(Records for this task Opens)

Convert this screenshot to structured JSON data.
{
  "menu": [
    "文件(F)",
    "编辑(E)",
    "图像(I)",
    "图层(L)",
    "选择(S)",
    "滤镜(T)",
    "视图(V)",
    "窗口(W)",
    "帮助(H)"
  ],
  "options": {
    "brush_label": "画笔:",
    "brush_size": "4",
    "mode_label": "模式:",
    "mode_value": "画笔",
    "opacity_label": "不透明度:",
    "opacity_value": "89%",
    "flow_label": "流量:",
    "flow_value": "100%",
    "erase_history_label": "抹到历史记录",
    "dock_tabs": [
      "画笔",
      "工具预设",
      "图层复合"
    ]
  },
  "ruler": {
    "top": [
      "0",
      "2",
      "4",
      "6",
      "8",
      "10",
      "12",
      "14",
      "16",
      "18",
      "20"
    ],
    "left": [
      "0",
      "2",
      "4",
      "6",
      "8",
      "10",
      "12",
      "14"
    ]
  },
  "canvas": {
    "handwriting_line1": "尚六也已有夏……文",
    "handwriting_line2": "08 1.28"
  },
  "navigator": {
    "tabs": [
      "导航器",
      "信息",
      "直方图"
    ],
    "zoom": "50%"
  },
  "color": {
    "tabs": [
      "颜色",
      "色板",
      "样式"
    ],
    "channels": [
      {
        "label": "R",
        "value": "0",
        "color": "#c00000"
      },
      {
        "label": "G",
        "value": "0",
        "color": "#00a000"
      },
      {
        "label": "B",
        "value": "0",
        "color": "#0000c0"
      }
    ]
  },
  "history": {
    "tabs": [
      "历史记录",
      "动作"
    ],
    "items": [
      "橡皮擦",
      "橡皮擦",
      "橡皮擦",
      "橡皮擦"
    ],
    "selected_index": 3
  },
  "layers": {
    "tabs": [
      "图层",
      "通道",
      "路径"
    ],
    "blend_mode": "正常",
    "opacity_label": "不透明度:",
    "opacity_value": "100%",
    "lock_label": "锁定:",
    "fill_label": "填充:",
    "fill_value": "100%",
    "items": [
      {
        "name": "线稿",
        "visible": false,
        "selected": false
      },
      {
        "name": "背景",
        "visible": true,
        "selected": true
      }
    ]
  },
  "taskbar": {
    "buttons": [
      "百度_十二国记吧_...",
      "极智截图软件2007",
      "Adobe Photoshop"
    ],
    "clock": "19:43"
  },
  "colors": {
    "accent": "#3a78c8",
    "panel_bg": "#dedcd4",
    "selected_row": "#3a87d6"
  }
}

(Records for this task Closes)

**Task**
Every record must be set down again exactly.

**Expected answer**
Convert this screenshot to structured JSON data.
{
  "menu": [
    "文件(F)",
    "编辑(E)",
    "图像(I)",
    "图层(L)",
    "选择(S)",
    "滤镜(T)",
    "视图(V)",
    "窗口(W)",
    "帮助(H)"
  ],
  "options": {
    "brush_label": "画笔:",
    "brush_size": "4",
    "mode_label": "模式:",
    "mode_value": "画笔",
    "opacity_label": "不透明度:",
    "opacity_value": "89%",
    "flow_label": "流量:",
    "flow_value": "100%",
    "erase_history_label": "抹到历史记录",
    "dock_tabs": [
      "画笔",
      "工具预设",
      "图层复合"
    ]
  },
  "ruler": {
    "top": [
      "0",
      "2",
      "4",
      "6",
      "8",
      "10",
      "12",
      "14",
      "16",
      "18",
      "20"
    ],
    "left": [
      "0",
      "2",
      "4",
      "6",
      "8",
      "10",
      "12",
      "14"
    ]
  },
  "canvas": {
    "handwriting_line1": "尚六也已有夏……文",
    "handwriting_line2": "08 1.28"
  },
  "navigator": {
    "tabs": [
      "导航器",
      "信息",
      "直方图"
    ],
    "zoom": "50%"
  },
  "color": {
    "tabs": [
      "颜色",
      "色板",
      "样式"
    ],
    "channels": [
      {
        "label": "R",
        "value": "0",
        "color": "#c00000"
      },
      {
        "label": "G",
        "value": "0",
        "color": "#00a000"
      },
      {
        "label": "B",
        "value": "0",
        "color": "#0000c0"
      }
    ]
  },
  "history": {
    "tabs": [
      "历史记录",
      "动作"
    ],
    "items": [
      "橡皮擦",
      "橡皮擦",
      "橡皮擦",
      "橡皮擦"
    ],
    "selected_index": 3
  },
  "layers": {
    "tabs": [
      "图层",
      "通道",
      "路径"
    ],
    "blend_mode": "正常",
    "opacity_label": "不透明度:",
    "opacity_value": "100%",
    "lock_label": "锁定:",
    "fill_label": "填充:",
    "fill_value": "100%",
    "items": [
      {
        "name": "线稿",
        "visible": false,
        "selected": false
      },
      {
        "name": "背景",
        "visible": true,
        "selected": true
      }
    ]
  },
  "taskbar": {
    "buttons": [
      "百度_十二国记吧_...",
      "极智截图软件2007",
      "Adobe Photoshop"
    ],
    "clock": "19:43"
  },
  "colors": {
    "accent": "#3a78c8",
    "panel_bg": "#dedcd4",
    "selected_row": "#3a87d6"
  }
}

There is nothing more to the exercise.